Attempting to piece together a new-look secondary, the Chiefs are trying Steven Nelson as an outside cornerback. Nelson played almost exclusively outside during Kansas City’s offseason program, per Nate Taylor of The Athletic (subscription required). “I’m an outside corner,” he said, via Taylor. “I’ll just say that. It’s up to the coaches. I can play both, I’m versatile. But for this (summer), I’ve been outside.” Nelson previously functioned as K.C.’s slot corner in both 2016 and ’17, but with Kendall Fuller now in line to commandeer that role, the Chiefs are shuttling Nelson to the boundary in advance of his contract year. Nelson served as a full-time corner in 2016 before an injury-plagued 2017, and a Fuller-Nelson-David Amerson setup could be in the works for K.C. post-Marcus Peters. Not much depth exists behind this troika, so this would be the logical top three going into camp.
Raiders coach JonGruden has never been a fan of the current Collective Bargaining Agreement, and he attribute quarterback Christian Hackenberg‘s recent release to the CBA’s limitations. “Everybody is an expert out there on Hackenberg and thinks he can’t play,” Gruden said (via Josh Alper of ProFootballTalk.com). “It’s unfortunate, this whole collective [bargaining agreement]. How do you develop a quarterback? I don’t know how you do it. … It is hard enough to get ConnorCook enough reps, let alone a fourth guy. It really depresses me how we can’t spend more time with these young quarterbacks, and it is really going to be an impactful situation on the NFL in the future.” The former second-round pick was released by the Raiders after having been acquired from the Jets several weeks ago.
First-round quarterback Josh Rosen is undoubtedly impressing in Cardinals‘ camp, but Darren Urban of AZCardinals.com believes SamBradford will still be the team’s starter heading into the season.
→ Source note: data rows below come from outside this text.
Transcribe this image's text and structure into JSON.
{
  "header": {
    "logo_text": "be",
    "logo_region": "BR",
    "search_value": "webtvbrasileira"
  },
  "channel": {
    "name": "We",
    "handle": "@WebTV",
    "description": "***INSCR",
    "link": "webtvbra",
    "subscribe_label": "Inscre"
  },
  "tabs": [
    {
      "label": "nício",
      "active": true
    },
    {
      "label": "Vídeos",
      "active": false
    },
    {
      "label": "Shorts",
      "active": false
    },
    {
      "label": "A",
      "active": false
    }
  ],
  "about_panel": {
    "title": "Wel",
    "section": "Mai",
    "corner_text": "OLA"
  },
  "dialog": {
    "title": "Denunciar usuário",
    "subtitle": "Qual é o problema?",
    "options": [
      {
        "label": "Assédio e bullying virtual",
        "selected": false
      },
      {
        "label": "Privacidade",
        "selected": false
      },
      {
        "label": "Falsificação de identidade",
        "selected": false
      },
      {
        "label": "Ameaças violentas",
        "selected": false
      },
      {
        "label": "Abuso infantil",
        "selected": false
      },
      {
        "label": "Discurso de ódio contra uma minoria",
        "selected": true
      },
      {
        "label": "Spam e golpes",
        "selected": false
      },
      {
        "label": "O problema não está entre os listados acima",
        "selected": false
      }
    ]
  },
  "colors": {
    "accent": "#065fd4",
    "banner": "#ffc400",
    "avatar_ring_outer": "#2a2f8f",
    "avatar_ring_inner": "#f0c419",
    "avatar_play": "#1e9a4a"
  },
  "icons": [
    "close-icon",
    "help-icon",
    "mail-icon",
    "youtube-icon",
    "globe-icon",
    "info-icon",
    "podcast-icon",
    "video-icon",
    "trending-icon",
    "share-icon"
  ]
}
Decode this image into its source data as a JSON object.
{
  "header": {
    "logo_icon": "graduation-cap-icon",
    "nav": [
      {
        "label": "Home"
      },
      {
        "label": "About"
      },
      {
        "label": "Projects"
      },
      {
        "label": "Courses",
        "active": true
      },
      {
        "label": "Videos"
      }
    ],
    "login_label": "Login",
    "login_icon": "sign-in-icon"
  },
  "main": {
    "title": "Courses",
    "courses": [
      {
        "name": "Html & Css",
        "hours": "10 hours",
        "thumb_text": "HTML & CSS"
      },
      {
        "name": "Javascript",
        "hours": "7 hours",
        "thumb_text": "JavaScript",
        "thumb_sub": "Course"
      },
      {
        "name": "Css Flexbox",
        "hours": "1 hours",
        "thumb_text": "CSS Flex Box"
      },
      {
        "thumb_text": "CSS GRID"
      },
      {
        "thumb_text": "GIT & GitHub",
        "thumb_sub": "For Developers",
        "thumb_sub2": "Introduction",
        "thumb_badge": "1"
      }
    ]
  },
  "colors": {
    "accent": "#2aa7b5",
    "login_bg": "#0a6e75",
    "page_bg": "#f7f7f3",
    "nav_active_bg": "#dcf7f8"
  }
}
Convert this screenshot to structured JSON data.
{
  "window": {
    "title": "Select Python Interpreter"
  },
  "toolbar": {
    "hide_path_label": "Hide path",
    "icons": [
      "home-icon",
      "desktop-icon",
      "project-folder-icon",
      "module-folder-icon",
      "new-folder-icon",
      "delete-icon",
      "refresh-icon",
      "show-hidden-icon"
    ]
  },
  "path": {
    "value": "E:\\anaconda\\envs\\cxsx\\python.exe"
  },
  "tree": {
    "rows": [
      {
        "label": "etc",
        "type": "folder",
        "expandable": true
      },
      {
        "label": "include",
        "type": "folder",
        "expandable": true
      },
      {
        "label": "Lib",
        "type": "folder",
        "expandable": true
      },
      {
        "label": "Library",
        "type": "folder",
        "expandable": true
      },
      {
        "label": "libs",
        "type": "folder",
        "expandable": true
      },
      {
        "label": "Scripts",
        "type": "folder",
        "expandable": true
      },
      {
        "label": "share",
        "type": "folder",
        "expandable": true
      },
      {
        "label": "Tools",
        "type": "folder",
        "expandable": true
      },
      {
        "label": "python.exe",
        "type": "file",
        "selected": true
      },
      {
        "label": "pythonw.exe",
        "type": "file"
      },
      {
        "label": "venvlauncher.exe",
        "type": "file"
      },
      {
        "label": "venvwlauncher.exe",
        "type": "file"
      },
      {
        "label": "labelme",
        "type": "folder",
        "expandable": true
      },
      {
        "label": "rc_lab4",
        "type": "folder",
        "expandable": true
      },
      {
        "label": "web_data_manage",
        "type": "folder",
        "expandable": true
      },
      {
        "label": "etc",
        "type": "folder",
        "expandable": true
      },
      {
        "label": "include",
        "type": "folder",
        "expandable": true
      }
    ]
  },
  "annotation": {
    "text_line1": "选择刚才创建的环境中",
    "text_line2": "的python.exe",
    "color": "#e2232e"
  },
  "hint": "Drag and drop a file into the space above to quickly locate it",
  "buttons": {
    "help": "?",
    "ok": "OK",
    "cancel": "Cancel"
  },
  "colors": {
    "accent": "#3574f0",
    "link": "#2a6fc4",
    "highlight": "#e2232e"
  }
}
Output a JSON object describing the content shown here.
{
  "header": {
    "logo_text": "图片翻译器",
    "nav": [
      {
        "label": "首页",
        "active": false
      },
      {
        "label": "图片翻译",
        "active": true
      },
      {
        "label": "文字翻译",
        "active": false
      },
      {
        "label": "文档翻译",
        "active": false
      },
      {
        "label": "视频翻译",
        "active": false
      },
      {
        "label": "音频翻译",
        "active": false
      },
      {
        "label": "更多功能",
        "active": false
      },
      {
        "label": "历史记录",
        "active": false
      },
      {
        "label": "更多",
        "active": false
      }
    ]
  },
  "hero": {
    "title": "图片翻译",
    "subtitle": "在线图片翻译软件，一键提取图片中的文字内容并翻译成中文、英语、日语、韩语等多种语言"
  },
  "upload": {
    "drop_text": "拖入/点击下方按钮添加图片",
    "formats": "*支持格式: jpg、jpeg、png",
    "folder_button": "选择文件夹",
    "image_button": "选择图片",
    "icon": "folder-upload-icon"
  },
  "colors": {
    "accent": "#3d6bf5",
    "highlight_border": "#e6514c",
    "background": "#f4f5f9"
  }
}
The veteran has the upper hand when it comes to accuracy and throwing power, and while the team is planning on bringing him along slowly (Bradford suffered another knee injury last season), he’s expected to be atop the depth chart at the start of the season.
The Colts are curiously attempting to switch linebacker JohnSimon to defensive end. As Zak Keefer of IndyStar.com writes, this is an especially questionable move considering the team’s lack of depth at linebacker. So far, no one on the Colts sounds overly optimistic about the switch. Defensive coordinator MattEberflus didn’t give a glowing review of the 27-year-old, acknowledging that Simon lacks the size of a typical defensive end. “What you have to do is use your attributes, your strengths, use your get-off, all those things,” he explained. “He’ll figure it out as we go.”
Former Senior Bowl executive director PhilSavage has been named the general manager of the Alliance of American Football league’s Phoenix franchise (via SBJ’s Liz Mullen on Twitter). The 53-year-old was also the Browns general manager between 2005 and 2008.